V. Erythrocyte Inclusions with Wright’s Stain InclusionCompositionAppearanceCondition Basophilic stipplingPrecipitated ribosomes Evenly dispersed fine or coarse granules - Lead poisoning -Thalassaemia, other anemia. Howell-Jolly bodiesDNA in origin Nuclear Fragment Dense, round blue granule Post – Splenectomy Pappenheimer bodies Iron-containing granules Small blue granules in clusters Anemia's Heinz bodiesDenatured Hemoglobin Round blue precipitates G6PD Cabot RingsRemnants of Nuclear membrane Reddish-blue thread like rings Severe anemia, Lead poisoning. OrganismSmall blue inclusionMalaria Babesiosis

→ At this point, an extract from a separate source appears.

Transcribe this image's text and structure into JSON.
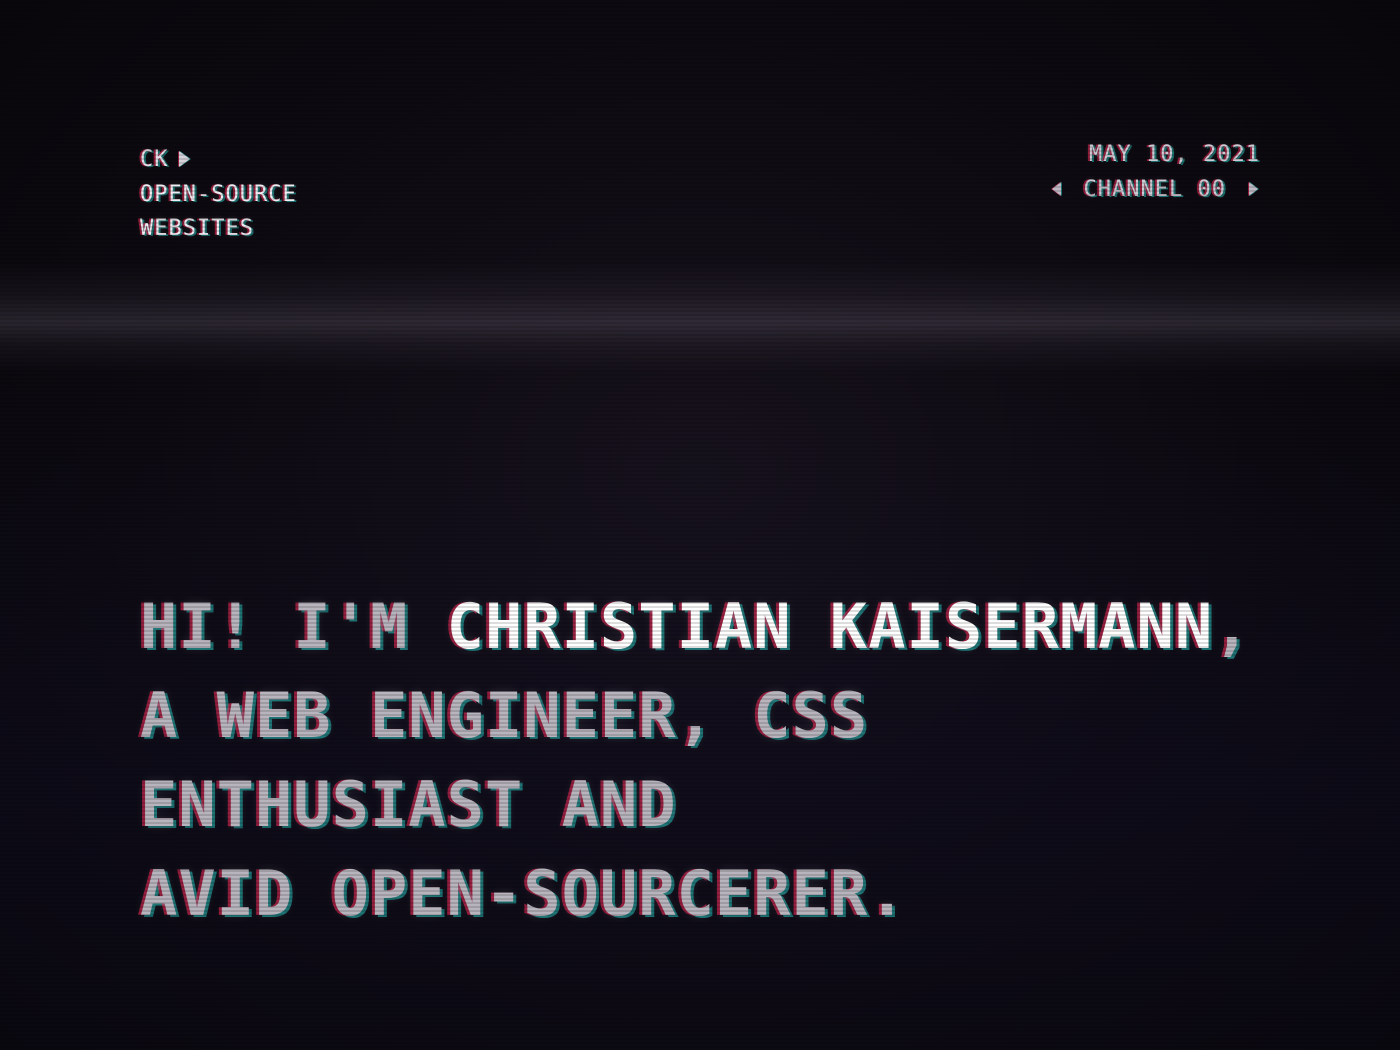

Small round cytoplasmic red cell inclusion with same staining characteristics as nuclei Found in: Post splenectomy Megaloblastic anemia Howell-Jolly Bodies:
These are iron containing granules in red blood cells that are seen because the iron is aggregated with mitochondria and ribosomes. They appear as faint violet or magenta specks, often in small clusters, due to staining of the associated protein. They are associated with severe anemias and thalassemias. Pappenheimer bodies can be increased in hemolytic anemia, infections and post-splenectomy. Siderotic Granules (Pappenheimer Bodies)

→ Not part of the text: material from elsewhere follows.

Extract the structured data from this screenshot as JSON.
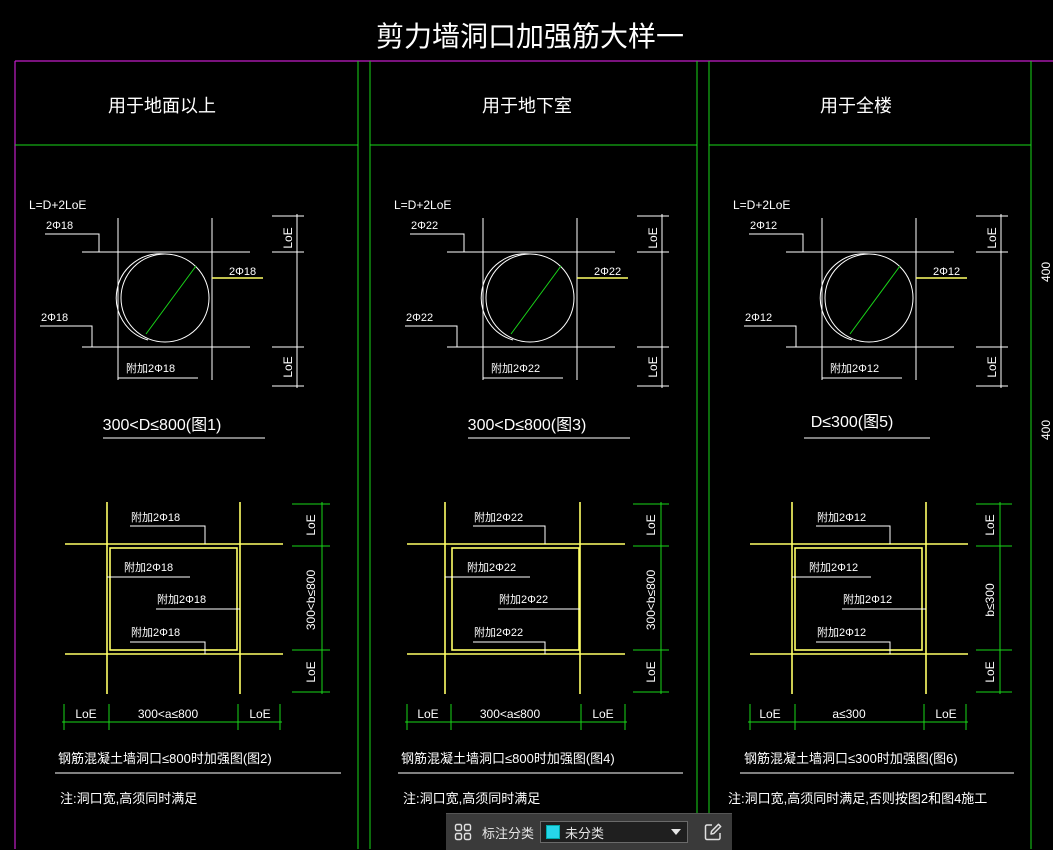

Considerable numbers of small basophilic inclusions in red cells. Found in: - Thalassaemia - Megaloblastic anemia - Hemolytic anemia - Liver disease - Heavy metal poisoning. Basophilic stippling:
Represent denatured hemoglobin (methemoglobin - Fe+++) within a cell. With a supravital stain like crystal violet, Heinz bodies appear as round blue precipitates. Presence of Heinz bodies indicates red cell injury and is usually associated with G6PD-deficiency. Heinz Bodies:
Heinz Body Preparation. RBC are incubated supravitally in new Methylene blue to identify precipitates of oxidatively denatured hemoglobin.
Reddish-blue threadlike rings in RBCs of severe anemia's. These are remnants of the nuclear membrane or remnants of microtubules and appear as a ring or figure 8 pattern. Very rare finding in patients with 1. Megaloblastic anemia. 2. severe anemia's. 3. lead poisoning. 4. Dyserythropoiesis. Cabot Rings: A - Cabot ring B - Howell-Jolly body
invade the RBCs Two organisms are have a tendency to invade the RBCs. 1. All 4 species of the malaria parasite will invade RBCs. We will see the Plasmodium of different species in RBCs. 2. Theileria microti (Bebesia microti) Parasites of Red Cell:
RBCs Abnormal morphology Depiction of red blood cell morphologies that may appear on a peripheral smear, showing: (A) basophilic stippling, (B) Howell-Jolly bodies, (C) Cabot's ring bodies and (D) Heinz's bodies.
Blood Film in Some Cases
Normal Peripheral Smear
Autoimmune Hemolytic Anemia Spherocytes
Hereditary Spherocytosis Spherocytes
Microangiopathic Hemolytic Anemia Schistocytes
Sickle Cell Anemia Hb SS
Idiopathic myelofibrosis Dacryocytes
Iron Deficiency Anemia Severe Hypochromia
Treated Iron Deficiency Anemia Mixed Population: